(Your objective):
All of the data below should be set down again verbatim, without any images.

(Available data begins)

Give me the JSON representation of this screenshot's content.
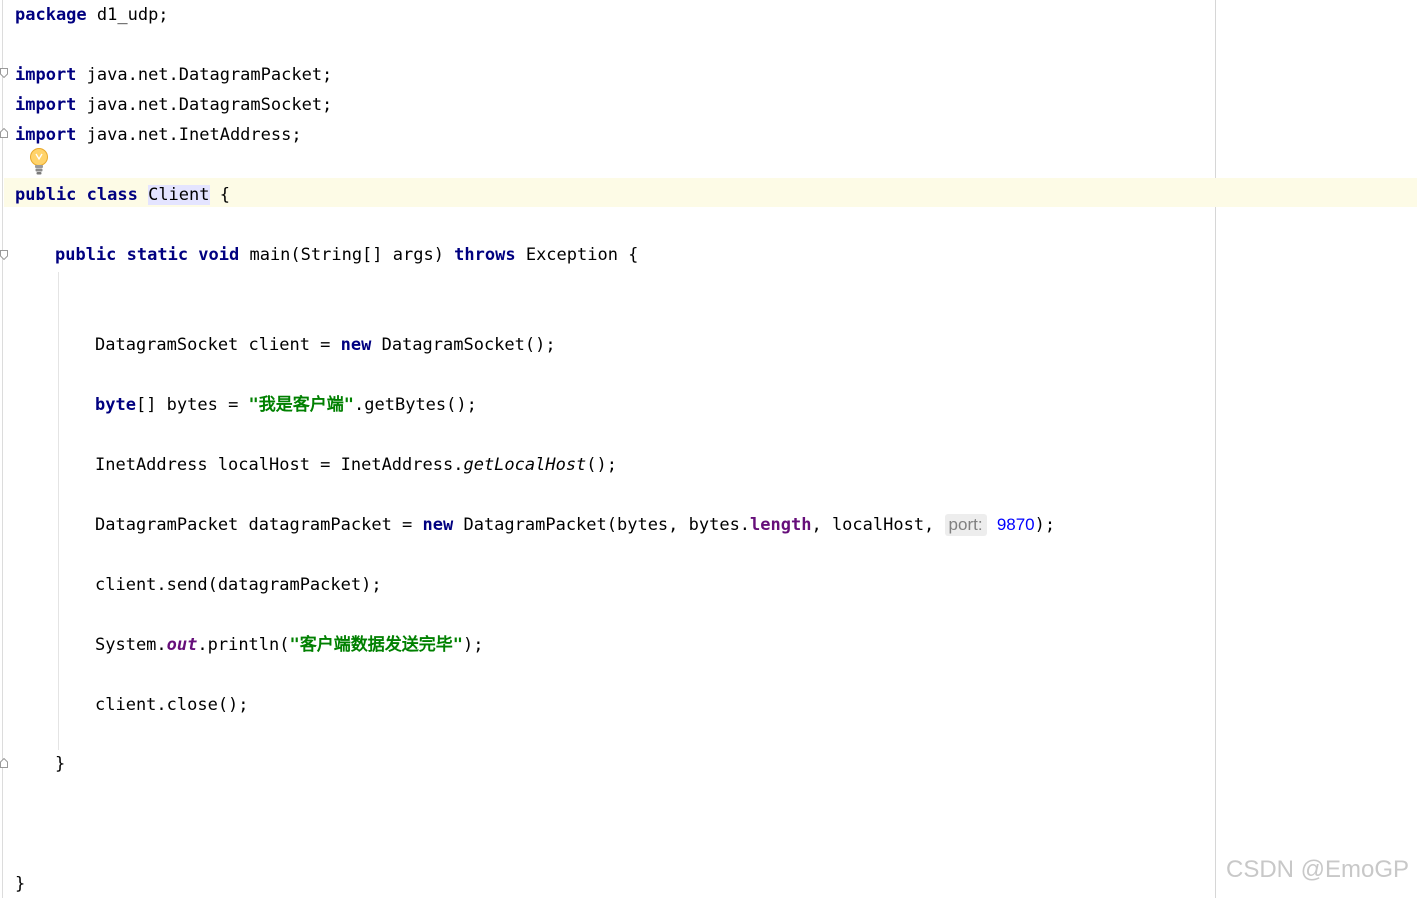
{
  "editor": {
    "language": "Java",
    "colors": {
      "keyword": "#000080",
      "string": "#008000",
      "field": "#660e7a",
      "number": "#0000ff",
      "caret_row": "#fdfbe6",
      "class_highlight": "#e4e4ff",
      "hint_background": "#ededed"
    },
    "intention_icon": "lightbulb-icon",
    "lines": {
      "package": {
        "kw": "package",
        "rest": " d1_udp;"
      },
      "import1": {
        "kw": "import",
        "rest": " java.net.DatagramPacket;"
      },
      "import2": {
        "kw": "import",
        "rest": " java.net.DatagramSocket;"
      },
      "import3": {
        "kw": "import",
        "rest": " java.net.InetAddress;"
      },
      "class_decl": {
        "kw": "public class",
        "sp": " ",
        "name": "Client",
        "rest": " {"
      },
      "main_decl": {
        "kw1": "public static void",
        "mid": " main(String[] args) ",
        "kw2": "throws",
        "rest": " Exception {"
      },
      "socket_line": {
        "pre": "DatagramSocket client = ",
        "kw": "new",
        "rest": " DatagramSocket();"
      },
      "bytes_line": {
        "kw": "byte",
        "mid": "[] bytes = ",
        "str": "\"我是客户端\"",
        "rest": ".getBytes();"
      },
      "host_line": {
        "pre": "InetAddress localHost = InetAddress.",
        "call": "getLocalHost",
        "rest": "();"
      },
      "packet_line": {
        "pre": "DatagramPacket datagramPacket = ",
        "kw": "new",
        "mid1": " DatagramPacket(bytes, bytes.",
        "field": "length",
        "mid2": ", localHost, ",
        "hint": "port:",
        "num": "9870",
        "rest": ");"
      },
      "send_line": {
        "text": "client.send(datagramPacket);"
      },
      "println_line": {
        "pre": "System.",
        "field": "out",
        "mid": ".println(",
        "str": "\"客户端数据发送完毕\"",
        "rest": ");"
      },
      "close_line": {
        "text": "client.close();"
      },
      "main_close": {
        "text": "}"
      },
      "class_close": {
        "text": "}"
      }
    }
  },
  "watermark": "CSDN @EmoGP"
}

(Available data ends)

(Expected answer):
Give me the JSON representation of this screenshot's content.
{
  "editor": {
    "language": "Java",
    "colors": {
      "keyword": "#000080",
      "string": "#008000",
      "field": "#660e7a",
      "number": "#0000ff",
      "caret_row": "#fdfbe6",
      "class_highlight": "#e4e4ff",
      "hint_background": "#ededed"
    },
    "intention_icon": "lightbulb-icon",
    "lines": {
      "package": {
        "kw": "package",
        "rest": " d1_udp;"
      },
      "import1": {
        "kw": "import",
        "rest": " java.net.DatagramPacket;"
      },
      "import2": {
        "kw": "import",
        "rest": " java.net.DatagramSocket;"
      },
      "import3": {
        "kw": "import",
        "rest": " java.net.InetAddress;"
      },
      "class_decl": {
        "kw": "public class",
        "sp": " ",
        "name": "Client",
        "rest": " {"
      },
      "main_decl": {
        "kw1": "public static void",
        "mid": " main(String[] args) ",
        "kw2": "throws",
        "rest": " Exception {"
      },
      "socket_line": {
        "pre": "DatagramSocket client = ",
        "kw": "new",
        "rest": " DatagramSocket();"
      },
      "bytes_line": {
        "kw": "byte",
        "mid": "[] bytes = ",
        "str": "\"我是客户端\"",
        "rest": ".getBytes();"
      },
      "host_line": {
        "pre": "InetAddress localHost = InetAddress.",
        "call": "getLocalHost",
        "rest": "();"
      },
      "packet_line": {
        "pre": "DatagramPacket datagramPacket = ",
        "kw": "new",
        "mid1": " DatagramPacket(bytes, bytes.",
        "field": "length",
        "mid2": ", localHost, ",
        "hint": "port:",
        "num": "9870",
        "rest": ");"
      },
      "send_line": {
        "text": "client.send(datagramPacket);"
      },
      "println_line": {
        "pre": "System.",
        "field": "out",
        "mid": ".println(",
        "str": "\"客户端数据发送完毕\"",
        "rest": ");"
      },
      "close_line": {
        "text": "client.close();"
      },
      "main_close": {
        "text": "}"
      },
      "class_close": {
        "text": "}"
      }
    }
  },
  "watermark": "CSDN @EmoGP"
}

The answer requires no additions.